Provide workers with water, rest and shade;
Allow new or returning workers to gradually increase;workloads and take more frequent breaks as they acclimatize, or build a tolerance for working in the heat;
Plan for emergencies and train workers on prevention; and
Monitor workers for signs of illness.
Planning and Supervision
Plan ahead to protect workers. Creating a written plan to prevent heat-related illness will help. Some important elements to consider when creating the heat plan are:
Who will provide oversight on a daily basis?
How will new workers gradually develop heat tolerance?
Temporary workers may be more susceptible to heat and require closer supervision.
Workers returning from extended leave (typically defined as more than two weeks) may also be at increased risk.
How will the employer ensure that first aid is adequate and the protocol for summoning medical assistance in situations beyond first-aid is effective?
What engineering controls and work practices will be used to reduce heat stress?
How will heat stress be measured?

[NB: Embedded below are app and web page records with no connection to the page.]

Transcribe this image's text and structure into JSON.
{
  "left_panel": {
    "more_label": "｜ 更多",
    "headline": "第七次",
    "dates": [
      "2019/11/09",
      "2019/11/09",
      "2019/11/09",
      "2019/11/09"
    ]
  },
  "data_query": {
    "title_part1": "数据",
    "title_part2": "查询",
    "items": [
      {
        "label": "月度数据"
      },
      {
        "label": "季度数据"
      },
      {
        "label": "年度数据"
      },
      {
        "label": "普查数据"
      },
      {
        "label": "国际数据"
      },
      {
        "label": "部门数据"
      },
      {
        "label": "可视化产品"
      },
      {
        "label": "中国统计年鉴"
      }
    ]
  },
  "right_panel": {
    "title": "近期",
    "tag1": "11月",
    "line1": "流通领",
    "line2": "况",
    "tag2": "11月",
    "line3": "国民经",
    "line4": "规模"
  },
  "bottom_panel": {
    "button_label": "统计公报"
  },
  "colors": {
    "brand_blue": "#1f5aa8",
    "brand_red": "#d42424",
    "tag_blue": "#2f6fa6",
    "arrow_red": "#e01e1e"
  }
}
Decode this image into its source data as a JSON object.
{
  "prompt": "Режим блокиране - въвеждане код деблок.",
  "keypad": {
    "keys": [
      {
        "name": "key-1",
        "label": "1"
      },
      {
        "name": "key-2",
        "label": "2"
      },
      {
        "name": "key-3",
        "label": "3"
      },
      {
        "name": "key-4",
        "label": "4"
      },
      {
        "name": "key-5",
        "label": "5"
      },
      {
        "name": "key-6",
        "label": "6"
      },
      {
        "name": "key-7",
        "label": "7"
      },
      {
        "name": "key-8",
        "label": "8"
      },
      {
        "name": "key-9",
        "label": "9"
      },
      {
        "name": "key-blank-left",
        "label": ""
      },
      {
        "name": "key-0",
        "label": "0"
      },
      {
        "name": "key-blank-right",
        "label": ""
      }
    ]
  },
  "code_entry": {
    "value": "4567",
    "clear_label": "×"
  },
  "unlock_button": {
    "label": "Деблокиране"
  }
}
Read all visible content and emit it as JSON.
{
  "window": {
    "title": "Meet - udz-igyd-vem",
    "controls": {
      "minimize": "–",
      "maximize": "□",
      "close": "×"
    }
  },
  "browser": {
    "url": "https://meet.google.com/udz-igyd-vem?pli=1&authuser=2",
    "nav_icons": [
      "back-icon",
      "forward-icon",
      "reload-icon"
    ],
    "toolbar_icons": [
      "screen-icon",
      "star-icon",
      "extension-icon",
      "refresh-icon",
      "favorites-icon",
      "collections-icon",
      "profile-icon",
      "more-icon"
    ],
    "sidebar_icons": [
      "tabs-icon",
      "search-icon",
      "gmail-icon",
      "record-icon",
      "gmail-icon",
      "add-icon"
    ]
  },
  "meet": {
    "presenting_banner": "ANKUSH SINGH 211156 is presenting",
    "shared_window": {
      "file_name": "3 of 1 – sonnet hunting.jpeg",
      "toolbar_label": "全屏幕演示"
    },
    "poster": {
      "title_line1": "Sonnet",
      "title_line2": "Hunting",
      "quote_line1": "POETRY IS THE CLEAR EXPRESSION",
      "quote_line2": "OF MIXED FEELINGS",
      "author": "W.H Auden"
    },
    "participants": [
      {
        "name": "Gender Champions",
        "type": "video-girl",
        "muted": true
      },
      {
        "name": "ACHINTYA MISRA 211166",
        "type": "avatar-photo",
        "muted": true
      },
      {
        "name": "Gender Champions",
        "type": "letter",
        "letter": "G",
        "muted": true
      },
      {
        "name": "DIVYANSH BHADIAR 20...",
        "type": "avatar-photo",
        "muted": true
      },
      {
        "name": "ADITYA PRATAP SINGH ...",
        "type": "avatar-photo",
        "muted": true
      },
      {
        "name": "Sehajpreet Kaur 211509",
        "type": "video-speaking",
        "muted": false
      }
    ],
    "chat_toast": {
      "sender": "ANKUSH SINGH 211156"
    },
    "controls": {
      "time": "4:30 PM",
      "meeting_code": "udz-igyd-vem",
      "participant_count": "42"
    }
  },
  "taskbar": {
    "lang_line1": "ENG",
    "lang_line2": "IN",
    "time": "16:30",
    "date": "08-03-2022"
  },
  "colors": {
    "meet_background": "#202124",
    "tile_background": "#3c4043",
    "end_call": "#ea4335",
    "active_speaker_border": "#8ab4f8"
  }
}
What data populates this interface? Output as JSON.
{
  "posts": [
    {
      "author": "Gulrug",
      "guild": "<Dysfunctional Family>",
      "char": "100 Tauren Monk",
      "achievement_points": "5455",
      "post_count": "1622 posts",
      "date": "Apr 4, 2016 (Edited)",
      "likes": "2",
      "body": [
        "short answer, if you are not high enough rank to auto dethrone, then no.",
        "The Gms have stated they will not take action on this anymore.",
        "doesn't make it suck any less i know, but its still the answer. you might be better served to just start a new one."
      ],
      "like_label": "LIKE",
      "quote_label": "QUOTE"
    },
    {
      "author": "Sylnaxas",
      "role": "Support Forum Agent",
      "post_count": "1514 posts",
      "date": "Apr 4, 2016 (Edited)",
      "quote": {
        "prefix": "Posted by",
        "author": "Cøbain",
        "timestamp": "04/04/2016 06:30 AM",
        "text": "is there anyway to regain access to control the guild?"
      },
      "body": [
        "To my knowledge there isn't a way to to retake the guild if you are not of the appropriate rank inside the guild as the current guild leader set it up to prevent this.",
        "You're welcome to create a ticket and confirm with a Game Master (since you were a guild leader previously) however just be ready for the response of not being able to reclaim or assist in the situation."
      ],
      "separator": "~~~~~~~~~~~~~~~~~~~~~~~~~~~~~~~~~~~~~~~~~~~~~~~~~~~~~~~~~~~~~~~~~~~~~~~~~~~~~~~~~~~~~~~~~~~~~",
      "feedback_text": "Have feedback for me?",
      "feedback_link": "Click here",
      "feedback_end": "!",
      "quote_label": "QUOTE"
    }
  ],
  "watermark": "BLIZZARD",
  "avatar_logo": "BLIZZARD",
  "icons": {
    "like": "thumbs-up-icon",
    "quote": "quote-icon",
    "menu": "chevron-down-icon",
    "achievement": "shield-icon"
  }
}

How will the employer respond when the National Weather Service issues a heat advisory or heat warning?
How will the employer determine if the total heat stress is hazardous?
What training will be provided to workers?
Day-to-Day Supervision Day-to-day supervision should be established through at least one individual at the worksite. This individual (or group) should be responsible for monitoring conditions and implementing the employer's heat plan throughout the workday. Such supervisorscan be foremen, job-site supervisors, plant managers, safety directors, or anyone else with the proper training. Proper training includes knowing how to:
Identify and control heat hazards;
Recognize early symptoms of heat stress;
Administer first aid for heat-related illnesses; and
Activate emergency medical services quickly when needed.
Ideally, the individual who is responsible for the heat plan should be on-site, where the workers are. On-site monitoring allows accurate determination of heat stress. In some industries with a widely distributed workforce, such as mail and package delivery, on-site monitoring might not be feasible. In those cases, the responsible individual at the site should be fully trained on the means and methods to contact and report to the employer any adverse heat related conditions that may develop on the site as well as any signs and symptoms of heat related illness experienced by any of the workers. Keeping everyone safe in high heat work conditions is a necessity! We at Worker Care are here to help answer any questions you might have regarding the symptoms and signs of heat exhaustion and provide care to you or your employees if non-life threatening symptoms arise.